No more treading water on Orchard Mesa Pool
A draft agreement that changes some of the operating terms for the Orchard Mesa Community Center pool, but keeps the three-way management system in place, appears to have garnered the support of members of the Grand Junction City Council and the Mesa County commissioners. And that’s welcome news.
Last year, the commissioners threatened to withdraw from the three-decades-old agreement under which the city, the county and School District 51 each have responsibilities for the pool. This newspaper and many people objected to that possibility because the pool on Orchard Mesa has been a joint endeavor and a valuable community asset since it first opened.
The city, county and school district signed a 99-year agreement in 1982 that evenly divided construction and most operational costs between the city and the county and left District 51 responsible for the pool’s electric bills.
Fortunately, the commissioners agreed to reconsider their intent to abandon the agreement, and we applaud them for that. But that came only after the City Council agreed to re-examine the old agreement which, through a series of actions, had left the city with control over the pool’s budget.
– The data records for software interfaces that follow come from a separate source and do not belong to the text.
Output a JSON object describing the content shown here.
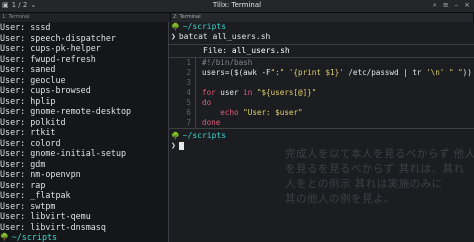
{
  "titlebar": {
    "tab_indicator": "1 / 2",
    "title": "Tilix: Terminal",
    "left_pane_title": "1: Terminal",
    "right_pane_title": "2: Terminal"
  },
  "left_pane": {
    "lines": [
      "User: sssd",
      "User: speech-dispatcher",
      "User: cups-pk-helper",
      "User: fwupd-refresh",
      "User: saned",
      "User: geoclue",
      "User: cups-browsed",
      "User: hplip",
      "User: gnome-remote-desktop",
      "User: polkitd",
      "User: rtkit",
      "User: colord",
      "User: gnome-initial-setup",
      "User: gdm",
      "User: nm-openvpn",
      "User: rap",
      "User: _flatpak",
      "User: swtpm",
      "User: libvirt-qemu",
      "User: libvirt-dnsmasq"
    ],
    "prompt_dir": "~/scripts"
  },
  "right_pane": {
    "prompt_dir": "~/scripts",
    "command": "batcat all_users.sh",
    "file_label": "File:",
    "file_name": "all_users.sh",
    "code_lines": [
      {
        "n": "1",
        "text": "#!/bin/bash"
      },
      {
        "n": "2",
        "text": "users=($(awk -F\":\" '{print $1}' /etc/passwd | tr '\\n' \" \"))"
      },
      {
        "n": "3",
        "text": ""
      },
      {
        "n": "4",
        "text": "for user in \"${users[@]}\""
      },
      {
        "n": "5",
        "text": "do"
      },
      {
        "n": "6",
        "text": "    echo \"User: $user\""
      },
      {
        "n": "7",
        "text": "done"
      }
    ],
    "prompt_dir_2": "~/scripts"
  },
  "overlay_text": [
    "完成人を以て本人を見るべからず 他人",
    "を見るを見るべからず 其れは、其れ",
    "人をとの例示 其れは実施のみに",
    "  其の他人の例を見よ。"
  ],
  "colors": {
    "prompt": "#3ed6d0",
    "keyword": "#e05b7a",
    "string": "#e3cf6d",
    "comment": "#80858b",
    "background": "#1b1d20"
  }
}
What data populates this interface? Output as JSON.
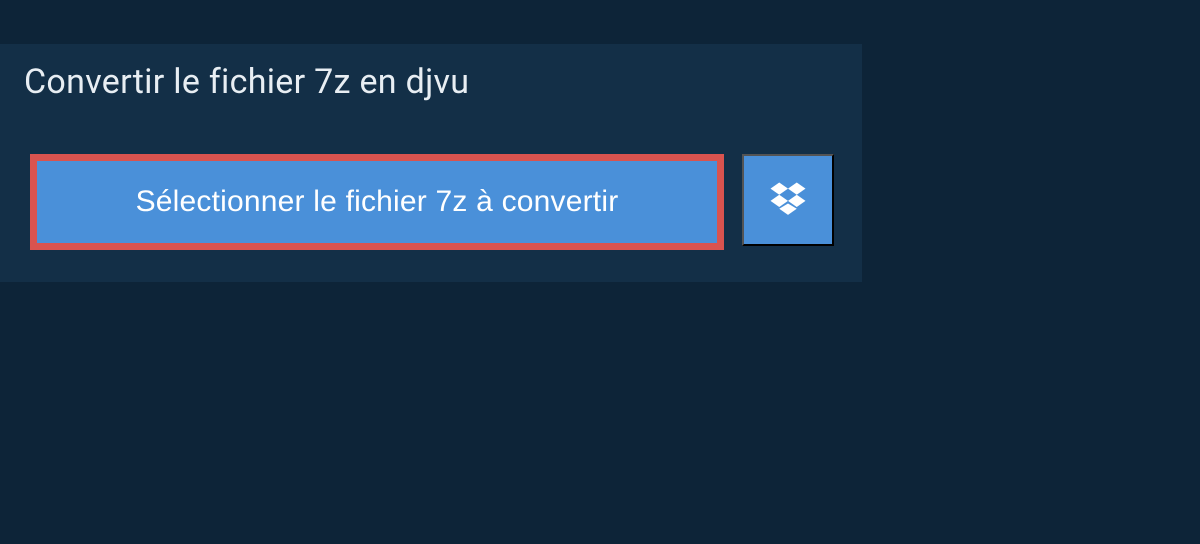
{
  "header": {
    "title": "Convertir le fichier 7z en djvu"
  },
  "actions": {
    "select_file_label": "Sélectionner le fichier 7z à convertir"
  },
  "colors": {
    "background": "#0d2438",
    "panel": "#132f47",
    "button_primary": "#4a90d9",
    "button_border_highlight": "#d9534f",
    "text_light": "#e8eef3",
    "text_white": "#ffffff"
  }
}
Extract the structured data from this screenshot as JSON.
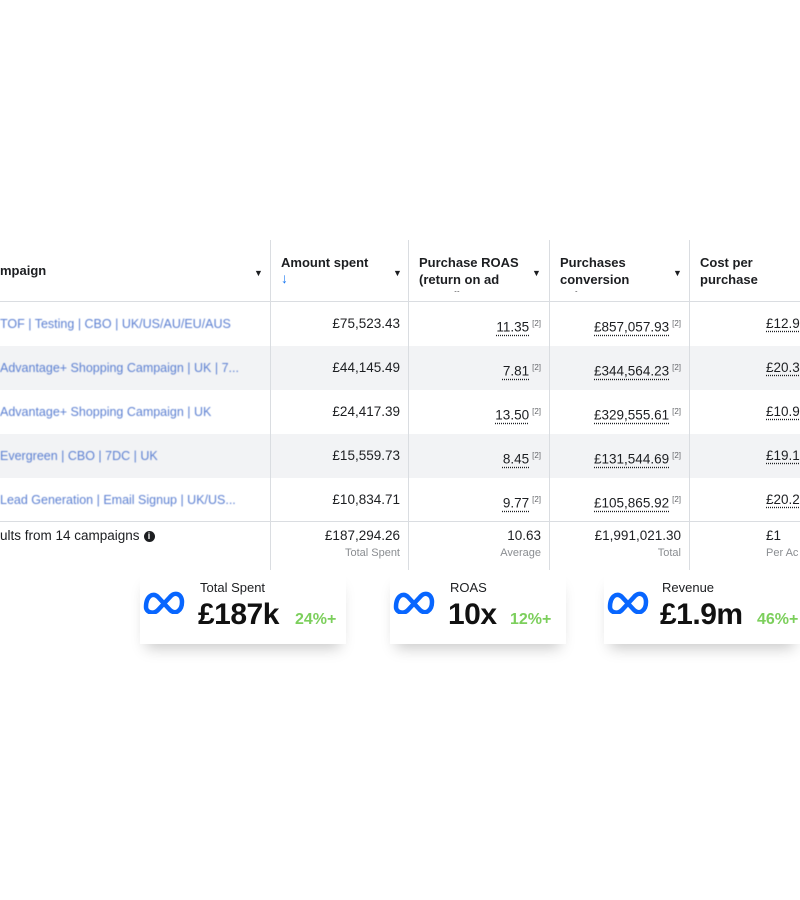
{
  "table": {
    "headers": {
      "campaign": "mpaign",
      "amount_spent": "Amount spent",
      "sort_arrow": "↓",
      "roas": "Purchase ROAS (return on ad spend)",
      "conversion_value": "Purchases conversion value",
      "cost_per_purchase": "Cost per purchase"
    },
    "rows": [
      {
        "campaign": "TOF | Testing | CBO | UK/US/AU/EU/AUS",
        "spent": "£75,523.43",
        "roas": "11.35",
        "value": "£857,057.93",
        "cpp": "£12.9"
      },
      {
        "campaign": "Advantage+ Shopping Campaign | UK | 7...",
        "spent": "£44,145.49",
        "roas": "7.81",
        "value": "£344,564.23",
        "cpp": "£20.3"
      },
      {
        "campaign": "Advantage+ Shopping Campaign | UK",
        "spent": "£24,417.39",
        "roas": "13.50",
        "value": "£329,555.61",
        "cpp": "£10.9"
      },
      {
        "campaign": "Evergreen | CBO | 7DC | UK",
        "spent": "£15,559.73",
        "roas": "8.45",
        "value": "£131,544.69",
        "cpp": "£19.1"
      },
      {
        "campaign": "Lead Generation | Email Signup | UK/US...",
        "spent": "£10,834.71",
        "roas": "9.77",
        "value": "£105,865.92",
        "cpp": "£20.2"
      }
    ],
    "footnote": "[2]",
    "totals": {
      "label": "ults from 14 campaigns",
      "info": "i",
      "spent": "£187,294.26",
      "spent_sub": "Total Spent",
      "roas": "10.63",
      "roas_sub": "Average",
      "value": "£1,991,021.30",
      "value_sub": "Total",
      "cpp": "£1",
      "cpp_sub": "Per Ac"
    }
  },
  "cards": [
    {
      "label": "Total Spent",
      "value": "£187k",
      "change": "24%+"
    },
    {
      "label": "ROAS",
      "value": "10x",
      "change": "12%+"
    },
    {
      "label": "Revenue",
      "value": "£1.9m",
      "change": "46%+"
    }
  ],
  "colors": {
    "meta_blue": "#0866ff",
    "positive_green": "#7ccf5c",
    "link_blue": "#5b7fd1"
  },
  "icons": {
    "brand": "meta-logo-icon",
    "sort": "arrow-down-icon",
    "dropdown": "caret-down-icon",
    "info": "info-icon"
  }
}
Under the proposal considered this week, the three entities would create a Pool Board, which would have one member from each of the three groups. The board would recommend an annual budget plus capital projects for the pool, as well as any changes in its operations, its closure, sale or privatization.
The City Council, county commissioners and school board members would all have to agree to any of those recommendations before they can be implemented. If there is not a mutual agreement on the budget for any given year, then it would revert to the budget of the previous year.
County Commissioner Rose Pugliese has made it clear she wants to use the new agreement to look for ways to turn all or part of the pool’s functions over to private businesses. It’s fine to solicit private interests for operating the pool or providing some of its needs. But the county shouldn’t start from the assumption that private contractors will unquestionably be able to provide less costly or more efficient services. As Commissioner Steve Acquafresca pointed out, that didn’t work so well when the county opted to use a private business to handle scheduling at the Long Family Memorial Park.
And we hope the three entities don’t consider selling the pool outright, because that could lead to its eventual closure without public input.
The Orchard Mesa pool was intended from the first to be a community asset, providing recreation and exercise to individuals and families. It was not designed to be a for-profit business.
We hope the new agreement allows it to continue swimming steadily along for many years to come.